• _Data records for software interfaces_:
^^^^

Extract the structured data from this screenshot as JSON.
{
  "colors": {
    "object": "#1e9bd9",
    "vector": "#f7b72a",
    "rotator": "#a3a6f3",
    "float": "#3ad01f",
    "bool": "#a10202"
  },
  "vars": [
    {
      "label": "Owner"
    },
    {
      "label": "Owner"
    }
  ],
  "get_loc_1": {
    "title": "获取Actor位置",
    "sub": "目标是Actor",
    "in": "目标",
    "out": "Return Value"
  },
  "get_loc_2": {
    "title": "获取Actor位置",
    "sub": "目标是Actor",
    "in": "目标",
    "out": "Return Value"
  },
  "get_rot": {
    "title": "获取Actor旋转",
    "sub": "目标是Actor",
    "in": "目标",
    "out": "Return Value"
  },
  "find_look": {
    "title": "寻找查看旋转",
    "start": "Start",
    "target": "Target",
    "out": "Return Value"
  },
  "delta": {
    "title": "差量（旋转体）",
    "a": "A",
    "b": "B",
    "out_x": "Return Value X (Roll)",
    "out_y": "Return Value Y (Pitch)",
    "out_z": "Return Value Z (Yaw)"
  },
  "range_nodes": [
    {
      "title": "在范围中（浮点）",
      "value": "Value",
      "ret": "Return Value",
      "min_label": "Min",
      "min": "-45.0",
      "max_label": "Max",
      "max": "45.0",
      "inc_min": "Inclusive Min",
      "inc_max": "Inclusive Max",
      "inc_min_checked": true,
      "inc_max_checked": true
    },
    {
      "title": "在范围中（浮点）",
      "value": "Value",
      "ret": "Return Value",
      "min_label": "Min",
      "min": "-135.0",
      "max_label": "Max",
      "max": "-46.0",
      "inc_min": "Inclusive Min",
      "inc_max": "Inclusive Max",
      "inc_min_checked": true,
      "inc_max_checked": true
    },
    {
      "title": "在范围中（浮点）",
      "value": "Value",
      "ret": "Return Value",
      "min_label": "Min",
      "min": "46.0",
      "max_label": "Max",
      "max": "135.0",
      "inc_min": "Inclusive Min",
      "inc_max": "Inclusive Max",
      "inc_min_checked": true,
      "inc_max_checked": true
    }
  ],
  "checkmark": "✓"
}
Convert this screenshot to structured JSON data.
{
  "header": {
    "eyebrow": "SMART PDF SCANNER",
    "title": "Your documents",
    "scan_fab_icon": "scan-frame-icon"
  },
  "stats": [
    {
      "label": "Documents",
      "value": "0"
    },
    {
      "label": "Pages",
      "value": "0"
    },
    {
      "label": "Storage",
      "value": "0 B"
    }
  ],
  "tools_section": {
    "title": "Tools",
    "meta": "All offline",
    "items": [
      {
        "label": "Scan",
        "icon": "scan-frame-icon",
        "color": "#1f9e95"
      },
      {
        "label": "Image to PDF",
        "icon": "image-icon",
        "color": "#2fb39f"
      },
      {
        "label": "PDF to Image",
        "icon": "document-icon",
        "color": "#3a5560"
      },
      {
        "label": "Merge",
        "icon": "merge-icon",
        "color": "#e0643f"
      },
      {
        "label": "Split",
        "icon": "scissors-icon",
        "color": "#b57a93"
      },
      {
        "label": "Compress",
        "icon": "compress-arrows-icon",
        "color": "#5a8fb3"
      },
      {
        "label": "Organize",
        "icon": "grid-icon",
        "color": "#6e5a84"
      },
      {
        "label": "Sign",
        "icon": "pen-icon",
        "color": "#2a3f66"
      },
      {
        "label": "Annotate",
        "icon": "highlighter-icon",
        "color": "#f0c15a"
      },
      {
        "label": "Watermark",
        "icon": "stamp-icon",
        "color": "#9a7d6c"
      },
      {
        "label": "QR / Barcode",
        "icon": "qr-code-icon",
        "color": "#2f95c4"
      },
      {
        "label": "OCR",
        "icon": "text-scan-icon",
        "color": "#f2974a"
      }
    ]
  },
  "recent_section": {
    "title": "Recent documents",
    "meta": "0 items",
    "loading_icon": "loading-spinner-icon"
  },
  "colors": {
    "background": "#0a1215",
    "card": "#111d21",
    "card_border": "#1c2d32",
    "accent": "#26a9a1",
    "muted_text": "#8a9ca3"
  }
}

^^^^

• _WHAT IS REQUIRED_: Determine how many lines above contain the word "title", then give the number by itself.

• _RESPONSE BOX_: 11